[Dataset rows describing interfaces]
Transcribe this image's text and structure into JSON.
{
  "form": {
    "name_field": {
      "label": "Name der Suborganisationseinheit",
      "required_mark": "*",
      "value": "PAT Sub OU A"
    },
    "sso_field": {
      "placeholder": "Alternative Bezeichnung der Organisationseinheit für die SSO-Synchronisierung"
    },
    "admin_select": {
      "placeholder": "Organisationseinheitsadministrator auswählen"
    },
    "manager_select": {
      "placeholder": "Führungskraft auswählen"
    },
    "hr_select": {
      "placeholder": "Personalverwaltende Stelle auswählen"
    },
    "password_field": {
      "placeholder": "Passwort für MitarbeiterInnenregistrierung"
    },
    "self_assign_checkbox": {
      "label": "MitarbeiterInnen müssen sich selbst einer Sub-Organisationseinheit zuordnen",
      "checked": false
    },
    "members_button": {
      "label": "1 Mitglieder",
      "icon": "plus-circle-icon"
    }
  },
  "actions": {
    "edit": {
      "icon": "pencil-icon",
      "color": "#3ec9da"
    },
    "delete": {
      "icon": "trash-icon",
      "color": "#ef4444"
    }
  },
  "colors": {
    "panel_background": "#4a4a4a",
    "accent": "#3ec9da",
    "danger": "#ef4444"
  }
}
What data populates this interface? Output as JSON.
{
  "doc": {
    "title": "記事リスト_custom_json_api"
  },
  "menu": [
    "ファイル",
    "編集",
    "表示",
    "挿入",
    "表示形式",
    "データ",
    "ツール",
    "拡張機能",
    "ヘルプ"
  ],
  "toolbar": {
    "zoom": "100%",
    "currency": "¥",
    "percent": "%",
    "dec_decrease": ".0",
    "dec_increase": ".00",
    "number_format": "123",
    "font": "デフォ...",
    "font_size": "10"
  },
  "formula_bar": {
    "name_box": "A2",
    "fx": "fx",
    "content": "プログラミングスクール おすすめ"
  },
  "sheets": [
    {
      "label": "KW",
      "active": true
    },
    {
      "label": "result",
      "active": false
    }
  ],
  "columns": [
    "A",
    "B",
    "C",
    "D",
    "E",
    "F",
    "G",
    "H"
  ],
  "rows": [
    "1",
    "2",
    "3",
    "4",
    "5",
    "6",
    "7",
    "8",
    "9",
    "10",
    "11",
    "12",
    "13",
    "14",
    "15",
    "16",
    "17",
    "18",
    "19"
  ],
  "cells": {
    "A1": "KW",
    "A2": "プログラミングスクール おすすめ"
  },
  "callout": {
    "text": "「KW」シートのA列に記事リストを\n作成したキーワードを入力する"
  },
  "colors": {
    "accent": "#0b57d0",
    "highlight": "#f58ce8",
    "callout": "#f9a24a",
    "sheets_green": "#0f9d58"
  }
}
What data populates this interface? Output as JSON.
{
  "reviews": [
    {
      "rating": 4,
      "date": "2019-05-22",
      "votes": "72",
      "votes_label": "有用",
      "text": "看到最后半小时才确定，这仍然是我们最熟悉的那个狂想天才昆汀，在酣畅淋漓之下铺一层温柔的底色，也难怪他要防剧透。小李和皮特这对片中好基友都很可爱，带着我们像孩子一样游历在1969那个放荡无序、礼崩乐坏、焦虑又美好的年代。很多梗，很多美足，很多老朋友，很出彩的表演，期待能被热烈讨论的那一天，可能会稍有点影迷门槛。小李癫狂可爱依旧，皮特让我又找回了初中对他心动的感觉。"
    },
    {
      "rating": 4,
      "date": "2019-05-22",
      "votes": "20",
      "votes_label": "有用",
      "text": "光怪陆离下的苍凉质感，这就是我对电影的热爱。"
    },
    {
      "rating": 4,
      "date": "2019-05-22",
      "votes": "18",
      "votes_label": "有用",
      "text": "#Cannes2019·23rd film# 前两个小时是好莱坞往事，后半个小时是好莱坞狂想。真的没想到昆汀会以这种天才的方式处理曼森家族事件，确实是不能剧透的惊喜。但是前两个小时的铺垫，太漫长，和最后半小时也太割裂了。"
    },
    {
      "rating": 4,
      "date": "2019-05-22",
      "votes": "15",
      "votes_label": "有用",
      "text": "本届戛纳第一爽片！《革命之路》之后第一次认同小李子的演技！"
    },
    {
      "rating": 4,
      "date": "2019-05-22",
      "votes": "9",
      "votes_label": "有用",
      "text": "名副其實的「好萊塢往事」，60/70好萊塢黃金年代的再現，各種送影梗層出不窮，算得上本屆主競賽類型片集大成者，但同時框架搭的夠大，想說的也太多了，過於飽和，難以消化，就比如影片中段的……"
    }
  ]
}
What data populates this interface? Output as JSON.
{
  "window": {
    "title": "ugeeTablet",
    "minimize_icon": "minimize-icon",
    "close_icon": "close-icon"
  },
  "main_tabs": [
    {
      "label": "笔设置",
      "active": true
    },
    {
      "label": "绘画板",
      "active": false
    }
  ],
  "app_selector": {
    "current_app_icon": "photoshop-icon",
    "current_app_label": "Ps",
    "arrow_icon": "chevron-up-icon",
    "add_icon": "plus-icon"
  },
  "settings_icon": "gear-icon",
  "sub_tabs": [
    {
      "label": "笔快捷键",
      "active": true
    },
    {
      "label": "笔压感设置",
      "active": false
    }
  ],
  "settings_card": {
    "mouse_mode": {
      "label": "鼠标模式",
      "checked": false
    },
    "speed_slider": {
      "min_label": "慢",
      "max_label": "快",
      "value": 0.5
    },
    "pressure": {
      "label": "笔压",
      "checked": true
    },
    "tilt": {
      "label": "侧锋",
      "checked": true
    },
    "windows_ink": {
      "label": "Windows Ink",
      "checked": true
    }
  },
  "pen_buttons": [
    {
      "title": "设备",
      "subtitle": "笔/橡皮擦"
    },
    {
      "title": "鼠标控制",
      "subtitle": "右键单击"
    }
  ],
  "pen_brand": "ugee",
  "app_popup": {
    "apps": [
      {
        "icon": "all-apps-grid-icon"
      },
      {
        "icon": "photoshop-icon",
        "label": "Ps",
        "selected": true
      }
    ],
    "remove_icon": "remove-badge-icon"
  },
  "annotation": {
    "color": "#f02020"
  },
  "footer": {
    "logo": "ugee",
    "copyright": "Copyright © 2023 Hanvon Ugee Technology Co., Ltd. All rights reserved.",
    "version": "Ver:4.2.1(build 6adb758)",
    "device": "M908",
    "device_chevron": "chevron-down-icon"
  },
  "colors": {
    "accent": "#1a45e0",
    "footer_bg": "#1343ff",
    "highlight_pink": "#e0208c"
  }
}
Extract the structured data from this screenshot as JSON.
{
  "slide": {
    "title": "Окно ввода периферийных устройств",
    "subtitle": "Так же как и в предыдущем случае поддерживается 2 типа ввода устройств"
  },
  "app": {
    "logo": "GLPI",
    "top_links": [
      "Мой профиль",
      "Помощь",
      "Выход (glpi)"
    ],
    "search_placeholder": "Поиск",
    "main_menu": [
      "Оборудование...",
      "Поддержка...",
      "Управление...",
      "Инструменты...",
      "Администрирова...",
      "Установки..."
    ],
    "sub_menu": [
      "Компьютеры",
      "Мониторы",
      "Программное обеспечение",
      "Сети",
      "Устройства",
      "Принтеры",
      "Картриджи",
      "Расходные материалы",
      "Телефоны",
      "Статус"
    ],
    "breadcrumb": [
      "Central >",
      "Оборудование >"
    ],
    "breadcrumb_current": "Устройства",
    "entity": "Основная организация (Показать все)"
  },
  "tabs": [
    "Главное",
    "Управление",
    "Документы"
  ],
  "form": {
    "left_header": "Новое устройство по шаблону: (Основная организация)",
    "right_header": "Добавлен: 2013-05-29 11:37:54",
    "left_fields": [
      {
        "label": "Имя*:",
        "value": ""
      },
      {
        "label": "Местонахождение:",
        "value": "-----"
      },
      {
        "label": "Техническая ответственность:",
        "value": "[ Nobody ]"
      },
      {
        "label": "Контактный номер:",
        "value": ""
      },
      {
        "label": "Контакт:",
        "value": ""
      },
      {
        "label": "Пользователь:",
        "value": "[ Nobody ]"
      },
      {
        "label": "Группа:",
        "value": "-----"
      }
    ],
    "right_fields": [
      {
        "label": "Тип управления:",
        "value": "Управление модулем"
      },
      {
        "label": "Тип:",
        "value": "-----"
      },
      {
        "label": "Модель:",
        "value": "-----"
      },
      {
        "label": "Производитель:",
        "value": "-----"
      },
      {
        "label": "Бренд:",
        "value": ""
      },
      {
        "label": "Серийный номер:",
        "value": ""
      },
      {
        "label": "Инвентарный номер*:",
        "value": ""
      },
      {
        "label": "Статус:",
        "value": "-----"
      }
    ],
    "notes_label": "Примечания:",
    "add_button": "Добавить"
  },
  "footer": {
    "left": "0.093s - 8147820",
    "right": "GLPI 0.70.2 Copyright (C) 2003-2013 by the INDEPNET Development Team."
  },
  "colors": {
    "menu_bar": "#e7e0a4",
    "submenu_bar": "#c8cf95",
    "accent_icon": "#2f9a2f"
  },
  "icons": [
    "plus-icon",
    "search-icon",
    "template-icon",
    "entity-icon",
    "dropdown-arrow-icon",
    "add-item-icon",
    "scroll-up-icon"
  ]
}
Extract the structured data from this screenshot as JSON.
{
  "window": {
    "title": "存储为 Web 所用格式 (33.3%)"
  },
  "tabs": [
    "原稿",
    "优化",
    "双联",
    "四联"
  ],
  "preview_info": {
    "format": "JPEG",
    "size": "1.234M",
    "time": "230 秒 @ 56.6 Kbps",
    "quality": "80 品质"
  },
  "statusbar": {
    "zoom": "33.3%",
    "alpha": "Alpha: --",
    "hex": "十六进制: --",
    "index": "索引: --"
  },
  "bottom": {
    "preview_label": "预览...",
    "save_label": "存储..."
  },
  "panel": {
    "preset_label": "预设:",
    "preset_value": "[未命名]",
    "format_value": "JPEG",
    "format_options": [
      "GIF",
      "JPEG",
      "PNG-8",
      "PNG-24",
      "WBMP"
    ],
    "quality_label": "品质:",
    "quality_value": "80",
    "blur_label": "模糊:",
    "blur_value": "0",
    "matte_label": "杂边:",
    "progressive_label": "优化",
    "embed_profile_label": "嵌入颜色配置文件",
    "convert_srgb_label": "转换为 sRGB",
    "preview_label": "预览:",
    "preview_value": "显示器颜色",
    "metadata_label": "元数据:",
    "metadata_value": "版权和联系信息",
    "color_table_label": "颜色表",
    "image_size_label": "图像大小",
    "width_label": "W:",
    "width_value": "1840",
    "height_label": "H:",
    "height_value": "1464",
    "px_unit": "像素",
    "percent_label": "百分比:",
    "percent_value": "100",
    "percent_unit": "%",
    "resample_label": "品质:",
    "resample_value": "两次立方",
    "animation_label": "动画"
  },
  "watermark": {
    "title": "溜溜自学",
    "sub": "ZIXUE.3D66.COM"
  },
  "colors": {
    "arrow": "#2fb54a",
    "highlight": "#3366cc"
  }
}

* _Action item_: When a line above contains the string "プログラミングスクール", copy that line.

* _Result for this task_:
    "content": "プログラミングスクール おすすめ"
    "A2": "プログラミングスクール おすすめ"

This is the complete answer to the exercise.